Data to use:
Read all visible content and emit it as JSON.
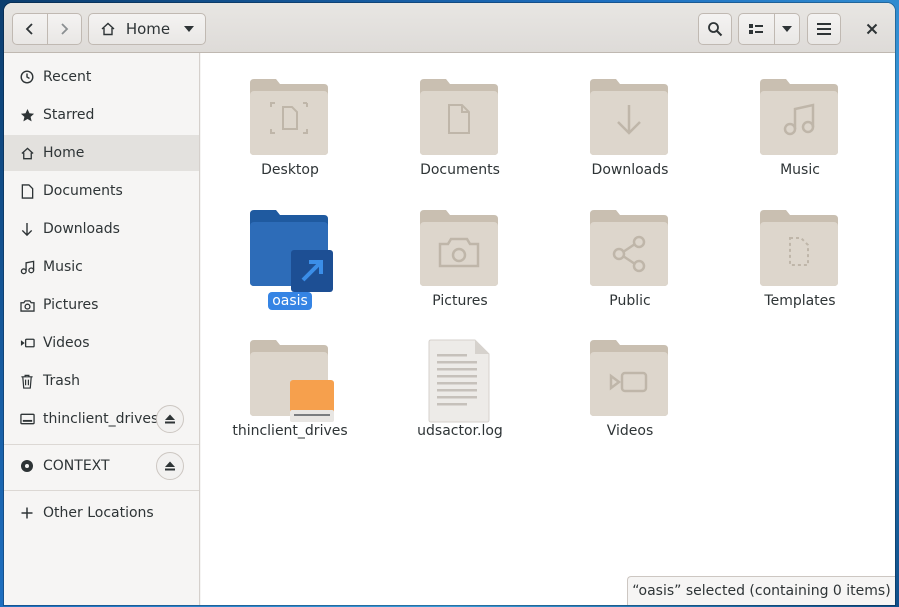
{
  "header": {
    "path_label": "Home",
    "back_icon": "chevron-left-icon",
    "forward_icon": "chevron-right-icon",
    "search_icon": "search-icon",
    "view_icon": "list-view-icon",
    "menu_icon": "hamburger-menu-icon",
    "close_icon": "close-icon"
  },
  "sidebar": {
    "items": [
      {
        "label": "Recent",
        "icon": "clock-icon"
      },
      {
        "label": "Starred",
        "icon": "star-icon"
      },
      {
        "label": "Home",
        "icon": "home-icon",
        "active": true
      },
      {
        "label": "Documents",
        "icon": "document-icon"
      },
      {
        "label": "Downloads",
        "icon": "download-icon"
      },
      {
        "label": "Music",
        "icon": "music-icon"
      },
      {
        "label": "Pictures",
        "icon": "camera-icon"
      },
      {
        "label": "Videos",
        "icon": "video-icon"
      },
      {
        "label": "Trash",
        "icon": "trash-icon"
      },
      {
        "label": "thinclient_drives",
        "icon": "drive-icon"
      },
      {
        "label": "CONTEXT",
        "icon": "disc-icon"
      },
      {
        "label": "Other Locations",
        "icon": "plus-icon"
      }
    ]
  },
  "files": [
    {
      "name": "Desktop",
      "icon": "folder-desktop-icon"
    },
    {
      "name": "Documents",
      "icon": "folder-documents-icon"
    },
    {
      "name": "Downloads",
      "icon": "folder-download-icon"
    },
    {
      "name": "Music",
      "icon": "folder-music-icon"
    },
    {
      "name": "oasis",
      "icon": "folder-link-icon",
      "selected": true
    },
    {
      "name": "Pictures",
      "icon": "folder-pictures-icon"
    },
    {
      "name": "Public",
      "icon": "folder-share-icon"
    },
    {
      "name": "Templates",
      "icon": "folder-templates-icon"
    },
    {
      "name": "thinclient_drives",
      "icon": "folder-drive-icon"
    },
    {
      "name": "udsactor.log",
      "icon": "text-file-icon"
    },
    {
      "name": "Videos",
      "icon": "folder-videos-icon"
    }
  ],
  "status": "“oasis” selected  (containing 0 items)",
  "colors": {
    "selection": "#3584e4",
    "folder": "#d8d1c7",
    "folder_link": "#2a66b0",
    "drive_orange": "#f6a04d"
  }
}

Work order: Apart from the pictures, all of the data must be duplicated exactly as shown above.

Result of the task:
Read all visible content and emit it as JSON.
{
  "header": {
    "path_label": "Home",
    "back_icon": "chevron-left-icon",
    "forward_icon": "chevron-right-icon",
    "search_icon": "search-icon",
    "view_icon": "list-view-icon",
    "menu_icon": "hamburger-menu-icon",
    "close_icon": "close-icon"
  },
  "sidebar": {
    "items": [
      {
        "label": "Recent",
        "icon": "clock-icon"
      },
      {
        "label": "Starred",
        "icon": "star-icon"
      },
      {
        "label": "Home",
        "icon": "home-icon",
        "active": true
      },
      {
        "label": "Documents",
        "icon": "document-icon"
      },
      {
        "label": "Downloads",
        "icon": "download-icon"
      },
      {
        "label": "Music",
        "icon": "music-icon"
      },
      {
        "label": "Pictures",
        "icon": "camera-icon"
      },
      {
        "label": "Videos",
        "icon": "video-icon"
      },
      {
        "label": "Trash",
        "icon": "trash-icon"
      },
      {
        "label": "thinclient_drives",
        "icon": "drive-icon"
      },
      {
        "label": "CONTEXT",
        "icon": "disc-icon"
      },
      {
        "label": "Other Locations",
        "icon": "plus-icon"
      }
    ]
  },
  "files": [
    {
      "name": "Desktop",
      "icon": "folder-desktop-icon"
    },
    {
      "name": "Documents",
      "icon": "folder-documents-icon"
    },
    {
      "name": "Downloads",
      "icon": "folder-download-icon"
    },
    {
      "name": "Music",
      "icon": "folder-music-icon"
    },
    {
      "name": "oasis",
      "icon": "folder-link-icon",
      "selected": true
    },
    {
      "name": "Pictures",
      "icon": "folder-pictures-icon"
    },
    {
      "name": "Public",
      "icon": "folder-share-icon"
    },
    {
      "name": "Templates",
      "icon": "folder-templates-icon"
    },
    {
      "name": "thinclient_drives",
      "icon": "folder-drive-icon"
    },
    {
      "name": "udsactor.log",
      "icon": "text-file-icon"
    },
    {
      "name": "Videos",
      "icon": "folder-videos-icon"
    }
  ],
  "status": "“oasis” selected  (containing 0 items)",
  "colors": {
    "selection": "#3584e4",
    "folder": "#d8d1c7",
    "folder_link": "#2a66b0",
    "drive_orange": "#f6a04d"
  }
}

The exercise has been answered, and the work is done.